In the last decade, London has added almost 1.1 million people to the city. That means it accounts for one in every four people added to the UK’s population. Despite the stagnation of growth over pandemic recovery period, London’s population is still projected to increase over the next 25 years. Therefore, we have seen greater emphasis within planning and design strategy to accommodate this growth to create a city for all. The Mayor of London’s ‘Good Growth by Design’ guidance sets out 6 core pillars: 1) setting standards, 2) applying standards, 3) building capacity, 4) supporting diversity, 5) commissioning quality and 6) championing good growth. This initiative accompanied by The London Plan 2021, highlights a shift in policy to target good growth. Creating successful and sustainable growth in London requires a greater balance of spatial efficacy including higher density, mixed use development and social prosperity within local communities. If COVID-19 has taught us anything, it is to be equipped for the uncertain. We have to create resilient and adaptable cities to meet the changing needs of its inhabitants through strategic targeted policy and championing innovative high quality design.

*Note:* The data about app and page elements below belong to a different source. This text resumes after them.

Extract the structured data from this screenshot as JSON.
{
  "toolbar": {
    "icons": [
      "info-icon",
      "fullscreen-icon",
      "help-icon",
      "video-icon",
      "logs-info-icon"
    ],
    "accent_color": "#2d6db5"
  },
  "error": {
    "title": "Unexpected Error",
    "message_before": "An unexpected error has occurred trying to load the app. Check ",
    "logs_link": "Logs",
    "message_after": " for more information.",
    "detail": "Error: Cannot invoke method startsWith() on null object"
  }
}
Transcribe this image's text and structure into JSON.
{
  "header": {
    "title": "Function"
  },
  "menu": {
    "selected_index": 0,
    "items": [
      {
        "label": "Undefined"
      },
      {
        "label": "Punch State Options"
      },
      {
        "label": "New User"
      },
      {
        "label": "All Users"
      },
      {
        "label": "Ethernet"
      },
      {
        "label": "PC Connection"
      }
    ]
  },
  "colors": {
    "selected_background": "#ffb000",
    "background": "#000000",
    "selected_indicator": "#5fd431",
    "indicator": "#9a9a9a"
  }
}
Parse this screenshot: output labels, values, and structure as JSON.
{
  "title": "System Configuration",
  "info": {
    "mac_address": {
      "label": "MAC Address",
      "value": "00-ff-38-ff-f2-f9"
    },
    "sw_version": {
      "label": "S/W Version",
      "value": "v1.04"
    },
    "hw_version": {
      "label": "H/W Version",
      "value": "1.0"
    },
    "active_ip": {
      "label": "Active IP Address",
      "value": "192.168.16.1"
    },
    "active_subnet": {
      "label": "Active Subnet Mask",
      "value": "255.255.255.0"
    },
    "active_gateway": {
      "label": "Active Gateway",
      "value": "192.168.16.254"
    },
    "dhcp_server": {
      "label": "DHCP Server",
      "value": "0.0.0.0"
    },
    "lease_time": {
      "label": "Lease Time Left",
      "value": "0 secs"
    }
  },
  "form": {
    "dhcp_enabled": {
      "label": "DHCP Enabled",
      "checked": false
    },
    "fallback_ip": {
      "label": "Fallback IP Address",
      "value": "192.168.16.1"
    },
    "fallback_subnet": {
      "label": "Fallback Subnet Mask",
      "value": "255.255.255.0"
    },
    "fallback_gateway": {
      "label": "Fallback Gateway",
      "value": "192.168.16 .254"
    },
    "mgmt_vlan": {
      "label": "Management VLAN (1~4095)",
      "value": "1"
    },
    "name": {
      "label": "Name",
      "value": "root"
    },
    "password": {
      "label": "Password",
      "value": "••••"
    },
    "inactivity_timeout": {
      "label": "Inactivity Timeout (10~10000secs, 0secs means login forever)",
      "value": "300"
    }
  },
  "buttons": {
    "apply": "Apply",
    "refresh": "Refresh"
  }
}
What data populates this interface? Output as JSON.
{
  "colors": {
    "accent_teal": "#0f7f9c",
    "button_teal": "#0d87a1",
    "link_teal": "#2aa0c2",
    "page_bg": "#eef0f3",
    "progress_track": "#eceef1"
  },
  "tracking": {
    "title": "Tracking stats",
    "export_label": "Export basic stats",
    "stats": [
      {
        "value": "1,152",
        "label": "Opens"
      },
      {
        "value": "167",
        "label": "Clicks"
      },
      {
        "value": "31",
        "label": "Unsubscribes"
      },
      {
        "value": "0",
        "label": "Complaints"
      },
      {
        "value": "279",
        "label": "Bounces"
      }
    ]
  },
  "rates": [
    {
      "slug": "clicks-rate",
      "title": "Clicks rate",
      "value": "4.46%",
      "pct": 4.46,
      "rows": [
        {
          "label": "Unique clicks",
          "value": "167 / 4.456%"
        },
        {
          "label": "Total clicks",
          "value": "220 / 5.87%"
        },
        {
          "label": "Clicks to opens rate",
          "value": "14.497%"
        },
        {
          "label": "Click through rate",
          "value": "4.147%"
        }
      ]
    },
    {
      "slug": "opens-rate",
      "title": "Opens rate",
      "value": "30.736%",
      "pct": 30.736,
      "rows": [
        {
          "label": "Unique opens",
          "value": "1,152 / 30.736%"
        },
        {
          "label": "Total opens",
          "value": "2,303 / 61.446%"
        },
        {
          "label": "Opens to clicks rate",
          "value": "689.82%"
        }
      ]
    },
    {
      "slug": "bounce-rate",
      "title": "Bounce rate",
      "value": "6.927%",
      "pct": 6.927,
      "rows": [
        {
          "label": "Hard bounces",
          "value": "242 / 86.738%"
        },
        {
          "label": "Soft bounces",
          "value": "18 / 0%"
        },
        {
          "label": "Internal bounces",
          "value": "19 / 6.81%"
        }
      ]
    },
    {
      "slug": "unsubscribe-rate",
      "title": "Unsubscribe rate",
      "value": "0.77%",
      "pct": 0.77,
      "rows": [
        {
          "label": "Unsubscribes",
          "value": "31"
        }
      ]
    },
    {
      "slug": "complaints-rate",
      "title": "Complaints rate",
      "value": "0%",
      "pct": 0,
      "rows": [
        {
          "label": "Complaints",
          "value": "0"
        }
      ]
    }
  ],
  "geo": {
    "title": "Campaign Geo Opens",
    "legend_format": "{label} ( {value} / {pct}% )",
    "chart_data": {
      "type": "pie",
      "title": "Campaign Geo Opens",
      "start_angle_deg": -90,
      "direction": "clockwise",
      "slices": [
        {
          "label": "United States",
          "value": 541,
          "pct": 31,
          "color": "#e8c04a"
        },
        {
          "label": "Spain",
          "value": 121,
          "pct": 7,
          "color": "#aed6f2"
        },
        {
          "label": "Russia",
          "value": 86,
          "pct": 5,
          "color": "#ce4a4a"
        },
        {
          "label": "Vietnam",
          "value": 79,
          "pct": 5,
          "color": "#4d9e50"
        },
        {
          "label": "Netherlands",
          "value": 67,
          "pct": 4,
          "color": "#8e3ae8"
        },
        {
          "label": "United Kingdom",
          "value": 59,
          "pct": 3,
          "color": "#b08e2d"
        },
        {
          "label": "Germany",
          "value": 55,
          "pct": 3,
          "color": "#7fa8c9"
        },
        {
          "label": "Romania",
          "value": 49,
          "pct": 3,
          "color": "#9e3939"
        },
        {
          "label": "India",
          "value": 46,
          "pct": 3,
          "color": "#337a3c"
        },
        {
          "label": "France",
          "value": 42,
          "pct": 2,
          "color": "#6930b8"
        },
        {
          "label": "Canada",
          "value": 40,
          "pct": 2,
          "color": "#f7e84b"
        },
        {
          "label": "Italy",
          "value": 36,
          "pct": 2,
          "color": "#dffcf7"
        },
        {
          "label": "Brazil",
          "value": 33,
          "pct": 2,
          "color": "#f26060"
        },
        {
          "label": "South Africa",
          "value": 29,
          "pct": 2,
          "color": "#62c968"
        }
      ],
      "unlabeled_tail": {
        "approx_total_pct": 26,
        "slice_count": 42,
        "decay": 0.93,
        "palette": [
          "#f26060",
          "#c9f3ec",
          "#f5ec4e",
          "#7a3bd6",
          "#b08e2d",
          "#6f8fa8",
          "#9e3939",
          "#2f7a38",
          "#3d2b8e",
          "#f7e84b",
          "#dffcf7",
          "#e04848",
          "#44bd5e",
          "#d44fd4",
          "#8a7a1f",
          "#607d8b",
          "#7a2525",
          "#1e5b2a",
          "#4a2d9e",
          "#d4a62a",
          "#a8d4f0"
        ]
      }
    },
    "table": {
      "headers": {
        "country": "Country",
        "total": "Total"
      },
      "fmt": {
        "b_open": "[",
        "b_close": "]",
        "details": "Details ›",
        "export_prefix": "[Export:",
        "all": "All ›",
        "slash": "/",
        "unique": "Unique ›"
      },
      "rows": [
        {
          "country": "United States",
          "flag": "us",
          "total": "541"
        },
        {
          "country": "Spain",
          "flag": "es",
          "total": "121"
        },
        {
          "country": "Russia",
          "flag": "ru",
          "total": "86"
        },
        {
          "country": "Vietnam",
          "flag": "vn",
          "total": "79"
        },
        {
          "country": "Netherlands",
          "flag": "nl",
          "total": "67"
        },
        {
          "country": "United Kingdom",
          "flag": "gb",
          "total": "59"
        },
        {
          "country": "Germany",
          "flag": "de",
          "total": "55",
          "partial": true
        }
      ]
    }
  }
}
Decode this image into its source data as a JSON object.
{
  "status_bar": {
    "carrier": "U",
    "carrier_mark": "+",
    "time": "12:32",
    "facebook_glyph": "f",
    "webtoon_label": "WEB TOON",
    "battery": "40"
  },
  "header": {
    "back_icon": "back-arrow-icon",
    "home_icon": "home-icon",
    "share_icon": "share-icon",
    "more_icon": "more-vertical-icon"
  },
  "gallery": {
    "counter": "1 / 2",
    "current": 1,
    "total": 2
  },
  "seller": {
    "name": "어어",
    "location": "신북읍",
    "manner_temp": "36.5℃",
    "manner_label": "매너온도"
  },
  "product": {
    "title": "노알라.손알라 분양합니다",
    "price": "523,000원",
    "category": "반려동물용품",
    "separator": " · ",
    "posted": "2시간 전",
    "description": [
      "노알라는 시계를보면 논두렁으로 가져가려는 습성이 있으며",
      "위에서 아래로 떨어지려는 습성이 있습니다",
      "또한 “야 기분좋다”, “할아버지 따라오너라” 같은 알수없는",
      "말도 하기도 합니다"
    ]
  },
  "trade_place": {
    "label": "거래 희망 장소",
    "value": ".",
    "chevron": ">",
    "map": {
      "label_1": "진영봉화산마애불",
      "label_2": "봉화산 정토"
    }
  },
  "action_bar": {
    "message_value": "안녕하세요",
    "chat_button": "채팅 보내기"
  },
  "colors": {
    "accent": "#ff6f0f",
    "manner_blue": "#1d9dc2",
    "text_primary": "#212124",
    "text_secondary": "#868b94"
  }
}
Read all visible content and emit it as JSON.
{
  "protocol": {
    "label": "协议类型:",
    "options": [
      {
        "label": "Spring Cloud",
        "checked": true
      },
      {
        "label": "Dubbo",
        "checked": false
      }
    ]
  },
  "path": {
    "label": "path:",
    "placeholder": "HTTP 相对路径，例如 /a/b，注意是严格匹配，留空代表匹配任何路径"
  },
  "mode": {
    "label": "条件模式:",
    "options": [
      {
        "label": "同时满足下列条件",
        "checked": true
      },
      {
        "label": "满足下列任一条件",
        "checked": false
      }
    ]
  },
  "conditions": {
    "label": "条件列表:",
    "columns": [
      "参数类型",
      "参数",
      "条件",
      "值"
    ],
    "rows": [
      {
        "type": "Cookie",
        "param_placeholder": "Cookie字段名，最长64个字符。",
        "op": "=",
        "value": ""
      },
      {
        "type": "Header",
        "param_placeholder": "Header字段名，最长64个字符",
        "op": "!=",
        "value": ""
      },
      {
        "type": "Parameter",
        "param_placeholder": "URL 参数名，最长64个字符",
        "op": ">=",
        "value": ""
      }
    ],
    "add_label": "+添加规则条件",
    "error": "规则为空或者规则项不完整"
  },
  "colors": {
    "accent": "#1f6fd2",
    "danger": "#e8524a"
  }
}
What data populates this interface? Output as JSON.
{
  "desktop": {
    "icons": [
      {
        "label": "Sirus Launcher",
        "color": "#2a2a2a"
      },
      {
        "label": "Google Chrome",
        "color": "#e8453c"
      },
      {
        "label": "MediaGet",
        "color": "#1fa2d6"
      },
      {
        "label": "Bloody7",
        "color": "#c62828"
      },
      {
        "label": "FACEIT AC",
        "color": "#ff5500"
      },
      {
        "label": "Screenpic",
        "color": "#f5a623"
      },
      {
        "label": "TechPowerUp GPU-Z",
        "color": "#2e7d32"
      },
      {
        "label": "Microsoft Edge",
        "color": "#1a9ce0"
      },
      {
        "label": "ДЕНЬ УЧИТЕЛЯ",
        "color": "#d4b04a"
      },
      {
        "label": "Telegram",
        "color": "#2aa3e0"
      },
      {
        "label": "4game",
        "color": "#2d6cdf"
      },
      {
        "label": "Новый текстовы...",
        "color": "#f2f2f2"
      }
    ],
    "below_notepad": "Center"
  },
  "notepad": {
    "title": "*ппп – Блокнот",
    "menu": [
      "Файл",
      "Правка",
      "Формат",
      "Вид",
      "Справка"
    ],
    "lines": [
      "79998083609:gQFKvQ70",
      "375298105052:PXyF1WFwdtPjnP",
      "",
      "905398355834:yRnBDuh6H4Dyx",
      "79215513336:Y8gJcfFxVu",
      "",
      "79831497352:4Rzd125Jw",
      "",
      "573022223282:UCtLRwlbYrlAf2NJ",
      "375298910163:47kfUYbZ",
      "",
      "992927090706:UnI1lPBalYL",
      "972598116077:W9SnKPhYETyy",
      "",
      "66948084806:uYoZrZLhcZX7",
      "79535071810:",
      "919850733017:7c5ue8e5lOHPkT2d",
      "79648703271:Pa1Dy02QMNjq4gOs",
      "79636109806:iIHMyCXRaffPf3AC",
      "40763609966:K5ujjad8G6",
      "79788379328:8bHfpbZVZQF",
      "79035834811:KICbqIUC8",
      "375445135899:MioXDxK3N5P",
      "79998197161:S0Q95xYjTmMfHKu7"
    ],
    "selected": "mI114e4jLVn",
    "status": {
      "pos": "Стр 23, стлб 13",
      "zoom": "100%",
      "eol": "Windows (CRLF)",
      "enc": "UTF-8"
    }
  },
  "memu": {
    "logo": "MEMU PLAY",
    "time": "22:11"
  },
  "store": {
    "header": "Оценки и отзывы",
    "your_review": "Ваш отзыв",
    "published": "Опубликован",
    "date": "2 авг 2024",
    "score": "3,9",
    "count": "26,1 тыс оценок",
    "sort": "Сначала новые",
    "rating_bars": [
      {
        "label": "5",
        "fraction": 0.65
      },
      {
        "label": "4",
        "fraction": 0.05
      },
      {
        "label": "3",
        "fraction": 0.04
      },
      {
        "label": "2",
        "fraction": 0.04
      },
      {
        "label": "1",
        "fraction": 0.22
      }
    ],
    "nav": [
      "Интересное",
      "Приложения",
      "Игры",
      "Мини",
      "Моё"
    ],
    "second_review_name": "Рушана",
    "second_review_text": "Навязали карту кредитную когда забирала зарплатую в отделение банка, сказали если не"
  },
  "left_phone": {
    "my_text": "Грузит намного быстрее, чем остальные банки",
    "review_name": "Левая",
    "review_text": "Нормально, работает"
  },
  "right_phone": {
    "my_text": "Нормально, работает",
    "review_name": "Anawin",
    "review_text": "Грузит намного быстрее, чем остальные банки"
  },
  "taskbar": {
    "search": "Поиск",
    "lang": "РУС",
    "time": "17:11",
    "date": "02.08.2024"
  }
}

London’s urban planners must use now and 2022 to make sure our city is fit for many futures. The Mayor of London said that “The 15-minute city concept invites us to imagine thriving local areas with easily accessible jobs and services; better street space and active travel; and greener and more resilient communities”. I agree. Achieving a truly connected city will not be easy: significant barriers will need to be addressed and overcome such as changing any layout for retail provision if it is too sprawling; creating new green public spaces which will need development consent; working with different organisations to make sure that pedestrianisation is extended; that walking and cycling routes are created but are also not disjointed; missing uses (such as culture) need to be identified and secured; and more flexible workspaces need to be introduced. Urban planners will have to take bold decisions, have real determination but there must be by everyone involved collective responsibility.